“In essence, the DIP says that our classes should depend upon abstraction, not on concerete details.”
Details are not just a problem in programming. They are an important issue in all of science fields and even everyday life! There are many techniques and methods about how to manage them and to remember them. Maybe our preconception about human races, people coming from a city or a province and men or women are because to get rid of all individual details about every different person!
In other words categorization like abstraction is another way to manage details. An important part of many sciences is categorization. To put phenomena and objects under same category is giving us the possibility to find details about them easier and to know how to act about/on them!
I think generalization (https://en.wikipedia.org/wiki/Generalization) is another known method to minimize details. Look at the definition of generalization from Wiktionary (http://en.wiktionary.org/wiki/generalisation):
“The formulation of general concepts from specific instances by abstracting common properties.”
Actually maybe categorization and generalization are just two abstracting methods and it is not necessary to put them alongside abstraction as detail management techniques.
Unfortunately our techniques for eliminating details are very limited and our knowledge is being more and more complex by adding more details for every second. It is not possible to generalize every time because there are always exceptions. One of the named advantages of functional programming is reducing side effects and I think these side effects are caused by details. But the functional programming never have been popular (At least the pure one) and I think the reason is that that is impossible to remove all side effects while programming. The reality is much different from pure abstraction. I like these sentences of Robert C.Martin in Clean Code:
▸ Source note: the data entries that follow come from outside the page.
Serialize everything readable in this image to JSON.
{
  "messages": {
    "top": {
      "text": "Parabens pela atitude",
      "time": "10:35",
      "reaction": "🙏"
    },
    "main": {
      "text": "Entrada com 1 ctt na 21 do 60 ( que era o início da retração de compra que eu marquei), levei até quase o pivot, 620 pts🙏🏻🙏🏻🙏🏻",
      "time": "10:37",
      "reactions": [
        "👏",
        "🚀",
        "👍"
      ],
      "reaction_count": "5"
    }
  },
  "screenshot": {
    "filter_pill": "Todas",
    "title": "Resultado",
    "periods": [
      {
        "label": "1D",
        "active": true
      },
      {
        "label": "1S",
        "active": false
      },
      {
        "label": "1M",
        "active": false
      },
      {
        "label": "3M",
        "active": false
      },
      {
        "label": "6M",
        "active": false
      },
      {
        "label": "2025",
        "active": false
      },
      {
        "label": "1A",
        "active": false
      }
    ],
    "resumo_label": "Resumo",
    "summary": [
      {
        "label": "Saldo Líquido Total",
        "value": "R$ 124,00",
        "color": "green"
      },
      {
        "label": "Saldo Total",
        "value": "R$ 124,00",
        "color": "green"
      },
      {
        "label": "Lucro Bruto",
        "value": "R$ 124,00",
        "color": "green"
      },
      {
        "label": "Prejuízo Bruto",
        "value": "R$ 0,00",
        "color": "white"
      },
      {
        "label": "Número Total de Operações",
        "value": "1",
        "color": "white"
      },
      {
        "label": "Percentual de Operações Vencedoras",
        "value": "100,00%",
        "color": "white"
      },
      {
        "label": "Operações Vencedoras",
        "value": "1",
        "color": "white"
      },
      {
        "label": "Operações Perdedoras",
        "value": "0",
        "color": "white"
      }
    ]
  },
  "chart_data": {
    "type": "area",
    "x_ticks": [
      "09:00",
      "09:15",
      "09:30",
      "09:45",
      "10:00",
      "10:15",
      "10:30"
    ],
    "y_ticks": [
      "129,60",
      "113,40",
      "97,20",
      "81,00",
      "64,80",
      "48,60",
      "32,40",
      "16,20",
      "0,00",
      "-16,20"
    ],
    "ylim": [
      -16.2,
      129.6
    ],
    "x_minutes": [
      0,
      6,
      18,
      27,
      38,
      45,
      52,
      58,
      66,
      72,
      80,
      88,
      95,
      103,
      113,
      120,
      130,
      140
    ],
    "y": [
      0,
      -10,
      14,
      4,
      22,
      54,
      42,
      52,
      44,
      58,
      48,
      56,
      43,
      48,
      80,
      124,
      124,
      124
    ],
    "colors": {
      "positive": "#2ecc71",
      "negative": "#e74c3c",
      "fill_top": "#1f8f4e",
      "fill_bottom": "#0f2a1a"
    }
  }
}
“One might argue that a book about code is somehow behind the times—that code is no longer the issue; that we should be concerned about models and requirements instead. Indeed some have suggested that we are close to the end of code. That soon all code will be generated instead of written. That programmers simply won’t be needed because business people will generate programs from specifications. Nonsense! We will never be rid of code, because code represents the details of the requirements. At some level those details cannot be ignored or abstracted; they have to be specified. And specifying requirements in such detail that a machine can execute them is programming. Such a specification is code.”
I deeply agree with him. Programming? It is all about details.